In 1908, Markievicz becomes actively involved in nationalist politics in Ireland and joins Sinn Féin and Inghinidhe na hÉireann (Daughters of Ireland), a revolutionary women’s movement founded by Maud Gonne. In the same year, Markievicz plays a dramatic role in the women’s suffrage campaigners’ tactic of opposing Winston Churchill‘s election to Parliament during the Manchester North West by-election. Churchill ultimately loses the election to Conservative candidate William Joynson-Hicks.

In 1909, Markievicz founds Fianna Éireann, a para-military nationalist scouts organisation that instructs teenage boys and girls in the use of firearms. Patrick Pearse says that the creation of Fianna Éireann is as important as the creation of the Irish Volunteers in 1913. She is jailed for the first time in 1911 for speaking at an Irish Republican Brotherhood demonstration organised to protest against George V’s visit to Ireland.

Markievicz joins James Connolly‘s socialist Irish Citizen Army, a small volunteer force formed in response to the lock-out of 1913, to defend the demonstrating workers from the police. During the Howth gun-running on July 26, 1914, Irish Citizen Army members led by Markievicz, and including Thomas MacDonagh, Bulmer Hobson, Douglas Hyde and Darrell Figgis, unload arms from Erskine Childers‘ yacht Asgard in Howth harbour with hand carts and wheelbarrows.

As a member of the Irish Citizen Army, Markievicz takes part in the 1916 Easter Rising. Under Michael Mallin and Christopher Poole, she supervises the erection of barricades as the Rising begins and is in the middle of the fighting all around Stephen’s Green. Mallin and Poole and their men and women, including Markievicz, hold out for six days, ending the engagement when the British bring them a copy of Patrick Pearse’s surrender order.

They are taken to Dublin Castle and Markievicz is transported to Kilmainham Gaol, where she is the only one of 70 women prisoners who is put into solitary confinement. At her court martial on May 4, 1916, Markievicz is sentenced to death, but General Maxwell commutes this to life in prison on “account of the prisoner’s sex.” It is widely reported that she tells the court, “I do wish your lot had the decency to shoot me.” Markievicz is transferred to Mountjoy Prison and then to Aylesbury Prison in England in July 1916. She is released from prison in 1917, along with others involved in the Rising.

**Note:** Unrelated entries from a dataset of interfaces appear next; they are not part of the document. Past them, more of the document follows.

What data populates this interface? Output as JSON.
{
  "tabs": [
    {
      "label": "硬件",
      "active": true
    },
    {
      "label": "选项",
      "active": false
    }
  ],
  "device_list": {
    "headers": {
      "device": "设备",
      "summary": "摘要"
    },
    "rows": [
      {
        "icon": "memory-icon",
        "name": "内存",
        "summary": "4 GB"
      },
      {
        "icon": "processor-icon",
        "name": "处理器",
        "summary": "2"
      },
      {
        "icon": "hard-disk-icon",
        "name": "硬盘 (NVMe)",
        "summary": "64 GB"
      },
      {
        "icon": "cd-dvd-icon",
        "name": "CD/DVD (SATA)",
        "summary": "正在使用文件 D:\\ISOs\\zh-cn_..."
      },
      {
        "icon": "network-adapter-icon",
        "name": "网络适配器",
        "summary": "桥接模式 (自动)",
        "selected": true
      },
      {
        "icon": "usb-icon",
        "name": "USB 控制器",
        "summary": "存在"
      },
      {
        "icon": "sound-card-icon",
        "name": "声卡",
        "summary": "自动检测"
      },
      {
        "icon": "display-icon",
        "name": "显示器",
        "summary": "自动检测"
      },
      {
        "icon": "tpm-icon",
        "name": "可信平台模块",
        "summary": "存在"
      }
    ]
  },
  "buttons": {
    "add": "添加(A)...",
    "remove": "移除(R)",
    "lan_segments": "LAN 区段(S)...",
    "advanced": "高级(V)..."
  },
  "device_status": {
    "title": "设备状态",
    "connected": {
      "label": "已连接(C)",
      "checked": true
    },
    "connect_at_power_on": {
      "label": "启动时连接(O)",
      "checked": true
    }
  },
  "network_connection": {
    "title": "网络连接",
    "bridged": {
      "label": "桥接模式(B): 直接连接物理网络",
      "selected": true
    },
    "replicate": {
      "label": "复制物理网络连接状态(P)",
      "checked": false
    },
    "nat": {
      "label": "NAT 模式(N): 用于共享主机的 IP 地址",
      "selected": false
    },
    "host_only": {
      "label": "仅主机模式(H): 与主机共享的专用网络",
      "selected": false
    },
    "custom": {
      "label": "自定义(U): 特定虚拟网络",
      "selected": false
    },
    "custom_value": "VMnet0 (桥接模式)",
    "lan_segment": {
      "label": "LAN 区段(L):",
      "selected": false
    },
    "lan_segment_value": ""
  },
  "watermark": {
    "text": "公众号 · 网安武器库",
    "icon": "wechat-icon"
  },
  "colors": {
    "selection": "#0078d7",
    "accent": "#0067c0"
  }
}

In the 1918 general election, Markievicz is elected for the constituency of Dublin St Patrick’s, making her the first woman elected to the British House of Commons. However, in line with Sinn Féin abstentionist policy, she does not take her seat in the House of Commons. She is re-elected to the Second Dáil in the elections of 1921. Markievicz serves as Minister for Labour from April 1919 to January 1922, holding cabinet rank from April to August 1919, becoming both the first Irish female Cabinet Minister and only the second female government minister in Europe.

Markievicz leaves government in January 1922 along with Éamon de Valera and others in opposition to the Anglo-Irish Treaty. She fights actively for the Republican cause in the Irish Civil War. She is returned in the 1923 general election for the Dublin South constituency but again, in common with other Republican candidates, she does not take her seat.

She joins Fianna Fáil on its foundation in 1926, chairing the inaugural meeting of the new party in La Scala Theatre. In the June 1927 general election, she is re-elected to the 5th Dáil as a candidate for the new Fianna Fáil party, which is pledged to return to Dáil Éireann.

Before she can take up her seat, Markievicz dies at the age of 59 on July 15, 1927, in a public ward “among the poor where she wanted to be” of complications related to appendicitis. One of the doctors attending her is her revolutionary colleague, Kathleen Lynn. Also at her bedside are Casimir and Stanislas Markievicz, Éamon de Valera, and Hanna Sheehy-Skeffington. Refused a state funeral by the Free State government, Markievicz is buried at Glasnevin Cemetery, Dublin, and de Valera gives the funeral oration.